(DATA RECORDS)

++++++

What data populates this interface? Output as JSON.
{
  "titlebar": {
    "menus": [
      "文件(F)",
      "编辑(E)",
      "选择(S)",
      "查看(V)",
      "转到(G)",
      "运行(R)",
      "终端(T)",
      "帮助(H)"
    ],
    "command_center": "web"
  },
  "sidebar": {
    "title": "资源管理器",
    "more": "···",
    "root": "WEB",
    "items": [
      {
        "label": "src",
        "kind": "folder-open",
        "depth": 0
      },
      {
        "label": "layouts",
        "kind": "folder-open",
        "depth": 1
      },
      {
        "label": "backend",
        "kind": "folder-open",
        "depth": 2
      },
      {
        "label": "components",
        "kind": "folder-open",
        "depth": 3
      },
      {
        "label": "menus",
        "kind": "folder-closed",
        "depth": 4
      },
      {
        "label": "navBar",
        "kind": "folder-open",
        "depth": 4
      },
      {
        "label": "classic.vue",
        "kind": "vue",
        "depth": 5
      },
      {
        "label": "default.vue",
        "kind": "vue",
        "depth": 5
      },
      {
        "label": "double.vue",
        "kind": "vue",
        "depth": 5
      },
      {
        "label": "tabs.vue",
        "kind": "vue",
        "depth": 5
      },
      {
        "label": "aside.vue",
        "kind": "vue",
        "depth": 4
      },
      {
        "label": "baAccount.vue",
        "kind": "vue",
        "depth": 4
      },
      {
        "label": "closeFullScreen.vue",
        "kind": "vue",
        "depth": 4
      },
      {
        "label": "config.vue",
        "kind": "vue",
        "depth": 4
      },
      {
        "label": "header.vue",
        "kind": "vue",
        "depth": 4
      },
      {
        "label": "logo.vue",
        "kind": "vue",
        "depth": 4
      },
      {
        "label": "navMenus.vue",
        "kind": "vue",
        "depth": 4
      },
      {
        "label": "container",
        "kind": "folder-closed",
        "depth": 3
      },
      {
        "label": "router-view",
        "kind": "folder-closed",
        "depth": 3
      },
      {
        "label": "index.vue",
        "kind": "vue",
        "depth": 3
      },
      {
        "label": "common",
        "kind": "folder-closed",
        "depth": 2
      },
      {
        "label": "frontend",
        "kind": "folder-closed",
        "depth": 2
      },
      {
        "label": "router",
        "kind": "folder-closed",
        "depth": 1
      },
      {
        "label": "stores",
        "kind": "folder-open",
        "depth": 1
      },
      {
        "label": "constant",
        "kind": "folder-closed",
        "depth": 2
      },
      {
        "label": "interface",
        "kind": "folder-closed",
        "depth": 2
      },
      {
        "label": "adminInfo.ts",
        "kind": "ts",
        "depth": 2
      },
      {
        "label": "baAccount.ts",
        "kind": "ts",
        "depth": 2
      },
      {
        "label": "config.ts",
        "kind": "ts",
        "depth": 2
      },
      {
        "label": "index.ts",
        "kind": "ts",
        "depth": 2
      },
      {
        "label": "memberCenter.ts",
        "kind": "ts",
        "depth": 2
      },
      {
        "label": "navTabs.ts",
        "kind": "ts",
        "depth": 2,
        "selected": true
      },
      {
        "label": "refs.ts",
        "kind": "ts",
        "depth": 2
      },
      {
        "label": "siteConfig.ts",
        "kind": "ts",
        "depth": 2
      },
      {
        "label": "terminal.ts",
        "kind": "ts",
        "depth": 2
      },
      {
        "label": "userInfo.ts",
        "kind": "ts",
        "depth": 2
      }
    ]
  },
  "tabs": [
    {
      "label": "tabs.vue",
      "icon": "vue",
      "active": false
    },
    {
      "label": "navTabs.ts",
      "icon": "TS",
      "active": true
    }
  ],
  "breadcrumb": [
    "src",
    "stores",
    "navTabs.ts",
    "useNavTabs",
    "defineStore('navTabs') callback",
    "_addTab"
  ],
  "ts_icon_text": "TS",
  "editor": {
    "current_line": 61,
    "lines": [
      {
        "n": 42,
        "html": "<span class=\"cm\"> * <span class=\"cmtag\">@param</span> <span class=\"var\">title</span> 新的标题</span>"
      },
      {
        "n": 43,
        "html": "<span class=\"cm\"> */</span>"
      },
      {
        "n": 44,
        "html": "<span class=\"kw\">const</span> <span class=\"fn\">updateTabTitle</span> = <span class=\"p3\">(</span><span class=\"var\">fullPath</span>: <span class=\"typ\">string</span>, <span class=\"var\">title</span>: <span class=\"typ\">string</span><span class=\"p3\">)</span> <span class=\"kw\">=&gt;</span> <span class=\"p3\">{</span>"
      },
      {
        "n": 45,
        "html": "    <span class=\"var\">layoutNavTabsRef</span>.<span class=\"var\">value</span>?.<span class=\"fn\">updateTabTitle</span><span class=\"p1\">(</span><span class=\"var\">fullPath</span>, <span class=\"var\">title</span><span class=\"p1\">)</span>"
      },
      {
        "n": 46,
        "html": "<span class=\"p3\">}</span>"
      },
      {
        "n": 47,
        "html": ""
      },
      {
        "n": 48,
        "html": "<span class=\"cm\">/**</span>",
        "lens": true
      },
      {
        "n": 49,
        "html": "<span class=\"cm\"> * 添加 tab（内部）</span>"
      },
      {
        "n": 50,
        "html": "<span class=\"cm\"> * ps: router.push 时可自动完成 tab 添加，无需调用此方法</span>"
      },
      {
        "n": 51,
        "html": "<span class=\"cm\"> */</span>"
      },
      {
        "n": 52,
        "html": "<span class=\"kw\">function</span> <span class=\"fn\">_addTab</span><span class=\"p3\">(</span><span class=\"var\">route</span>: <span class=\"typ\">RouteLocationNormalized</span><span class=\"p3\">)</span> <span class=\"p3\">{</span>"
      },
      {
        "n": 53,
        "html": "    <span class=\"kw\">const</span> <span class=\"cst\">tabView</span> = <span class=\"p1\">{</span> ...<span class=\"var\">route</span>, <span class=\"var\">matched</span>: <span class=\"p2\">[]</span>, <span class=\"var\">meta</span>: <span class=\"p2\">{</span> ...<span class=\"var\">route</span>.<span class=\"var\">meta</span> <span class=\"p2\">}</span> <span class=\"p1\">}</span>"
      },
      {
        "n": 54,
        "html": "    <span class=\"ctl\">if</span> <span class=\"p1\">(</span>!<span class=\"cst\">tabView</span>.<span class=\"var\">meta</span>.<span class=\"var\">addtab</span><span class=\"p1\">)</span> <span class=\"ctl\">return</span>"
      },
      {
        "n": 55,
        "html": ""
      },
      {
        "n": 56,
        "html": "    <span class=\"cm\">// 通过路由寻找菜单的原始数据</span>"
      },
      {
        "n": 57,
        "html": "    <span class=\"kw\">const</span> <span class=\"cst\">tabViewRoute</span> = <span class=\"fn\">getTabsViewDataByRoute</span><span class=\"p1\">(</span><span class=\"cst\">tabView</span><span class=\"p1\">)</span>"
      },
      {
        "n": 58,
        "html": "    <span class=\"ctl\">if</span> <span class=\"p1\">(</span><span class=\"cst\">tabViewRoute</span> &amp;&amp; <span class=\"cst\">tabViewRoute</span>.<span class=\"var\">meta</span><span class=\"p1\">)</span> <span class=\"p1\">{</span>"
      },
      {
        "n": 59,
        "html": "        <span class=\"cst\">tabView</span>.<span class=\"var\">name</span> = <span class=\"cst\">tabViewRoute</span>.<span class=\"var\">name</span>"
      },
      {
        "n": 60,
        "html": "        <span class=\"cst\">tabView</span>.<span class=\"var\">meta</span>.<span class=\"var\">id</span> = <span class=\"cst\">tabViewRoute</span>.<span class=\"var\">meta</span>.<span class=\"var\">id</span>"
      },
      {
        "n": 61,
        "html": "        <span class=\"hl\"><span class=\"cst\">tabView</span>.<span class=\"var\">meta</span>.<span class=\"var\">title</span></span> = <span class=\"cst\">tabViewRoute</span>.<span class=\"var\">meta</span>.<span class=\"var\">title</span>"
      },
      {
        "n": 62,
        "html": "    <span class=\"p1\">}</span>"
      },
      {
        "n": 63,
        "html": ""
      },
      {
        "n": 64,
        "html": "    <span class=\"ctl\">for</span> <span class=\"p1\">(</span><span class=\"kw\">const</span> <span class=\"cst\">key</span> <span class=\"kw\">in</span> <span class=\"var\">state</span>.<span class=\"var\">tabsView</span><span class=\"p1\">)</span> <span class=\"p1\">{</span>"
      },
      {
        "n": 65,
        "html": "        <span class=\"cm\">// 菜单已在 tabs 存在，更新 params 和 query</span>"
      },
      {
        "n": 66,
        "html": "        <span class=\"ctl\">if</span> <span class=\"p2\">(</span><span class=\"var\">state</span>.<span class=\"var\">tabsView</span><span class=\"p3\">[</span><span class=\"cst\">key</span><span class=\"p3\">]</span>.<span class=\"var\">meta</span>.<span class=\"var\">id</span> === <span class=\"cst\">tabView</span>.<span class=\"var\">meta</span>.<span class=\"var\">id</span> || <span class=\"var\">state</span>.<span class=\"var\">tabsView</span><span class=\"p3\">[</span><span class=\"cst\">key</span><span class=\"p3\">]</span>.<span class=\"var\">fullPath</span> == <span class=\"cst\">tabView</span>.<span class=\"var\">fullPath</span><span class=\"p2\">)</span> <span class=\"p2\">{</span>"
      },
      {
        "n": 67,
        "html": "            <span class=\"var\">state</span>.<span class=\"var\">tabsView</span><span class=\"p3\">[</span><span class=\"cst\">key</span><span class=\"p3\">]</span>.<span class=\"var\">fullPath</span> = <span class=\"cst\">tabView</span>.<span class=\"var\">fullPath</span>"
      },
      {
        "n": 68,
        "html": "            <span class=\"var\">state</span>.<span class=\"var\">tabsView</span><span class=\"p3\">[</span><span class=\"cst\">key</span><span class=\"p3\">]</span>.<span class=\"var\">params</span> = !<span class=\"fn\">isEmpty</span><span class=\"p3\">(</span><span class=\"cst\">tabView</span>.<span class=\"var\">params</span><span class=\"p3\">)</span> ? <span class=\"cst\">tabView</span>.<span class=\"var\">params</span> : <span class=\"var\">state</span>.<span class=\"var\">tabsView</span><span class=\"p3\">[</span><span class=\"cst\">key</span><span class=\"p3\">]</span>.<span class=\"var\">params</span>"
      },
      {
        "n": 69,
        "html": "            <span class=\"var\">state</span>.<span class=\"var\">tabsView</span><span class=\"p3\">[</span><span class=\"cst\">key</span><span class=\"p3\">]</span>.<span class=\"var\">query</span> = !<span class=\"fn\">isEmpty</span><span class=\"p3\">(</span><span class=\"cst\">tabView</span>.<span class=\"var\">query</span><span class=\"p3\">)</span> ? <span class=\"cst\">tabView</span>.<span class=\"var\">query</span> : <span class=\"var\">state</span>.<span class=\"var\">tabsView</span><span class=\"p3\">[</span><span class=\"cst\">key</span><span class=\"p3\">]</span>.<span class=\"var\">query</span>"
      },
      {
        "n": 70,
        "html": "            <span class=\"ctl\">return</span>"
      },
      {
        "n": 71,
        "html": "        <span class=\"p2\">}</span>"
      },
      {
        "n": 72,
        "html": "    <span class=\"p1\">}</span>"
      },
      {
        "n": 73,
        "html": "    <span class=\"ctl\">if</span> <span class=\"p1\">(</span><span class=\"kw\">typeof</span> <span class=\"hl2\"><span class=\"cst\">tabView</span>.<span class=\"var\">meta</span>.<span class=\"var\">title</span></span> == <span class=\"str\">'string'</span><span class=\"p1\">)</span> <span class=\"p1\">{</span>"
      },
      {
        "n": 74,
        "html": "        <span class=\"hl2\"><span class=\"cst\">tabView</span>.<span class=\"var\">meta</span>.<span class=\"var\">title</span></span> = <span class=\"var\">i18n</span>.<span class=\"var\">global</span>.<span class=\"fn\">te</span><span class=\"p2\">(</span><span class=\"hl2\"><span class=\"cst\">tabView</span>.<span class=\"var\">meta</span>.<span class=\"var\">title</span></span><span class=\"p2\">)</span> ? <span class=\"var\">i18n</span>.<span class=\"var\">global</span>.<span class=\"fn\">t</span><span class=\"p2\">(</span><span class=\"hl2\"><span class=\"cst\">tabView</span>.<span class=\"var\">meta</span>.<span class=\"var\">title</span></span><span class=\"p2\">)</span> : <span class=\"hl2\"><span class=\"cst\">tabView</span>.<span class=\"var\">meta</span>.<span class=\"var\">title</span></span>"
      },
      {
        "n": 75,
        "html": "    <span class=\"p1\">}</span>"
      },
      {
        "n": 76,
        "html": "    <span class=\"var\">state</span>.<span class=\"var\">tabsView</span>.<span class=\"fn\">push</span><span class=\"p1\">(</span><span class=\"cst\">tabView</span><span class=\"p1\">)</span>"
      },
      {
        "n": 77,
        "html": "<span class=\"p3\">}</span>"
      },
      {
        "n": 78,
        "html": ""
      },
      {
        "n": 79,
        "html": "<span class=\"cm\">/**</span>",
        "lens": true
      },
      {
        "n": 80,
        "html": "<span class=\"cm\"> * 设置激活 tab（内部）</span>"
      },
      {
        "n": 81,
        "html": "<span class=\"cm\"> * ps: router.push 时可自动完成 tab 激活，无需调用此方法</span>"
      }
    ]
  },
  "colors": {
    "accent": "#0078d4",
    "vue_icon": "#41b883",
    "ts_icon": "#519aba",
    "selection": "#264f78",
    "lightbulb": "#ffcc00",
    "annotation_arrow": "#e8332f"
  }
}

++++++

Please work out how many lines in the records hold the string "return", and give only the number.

2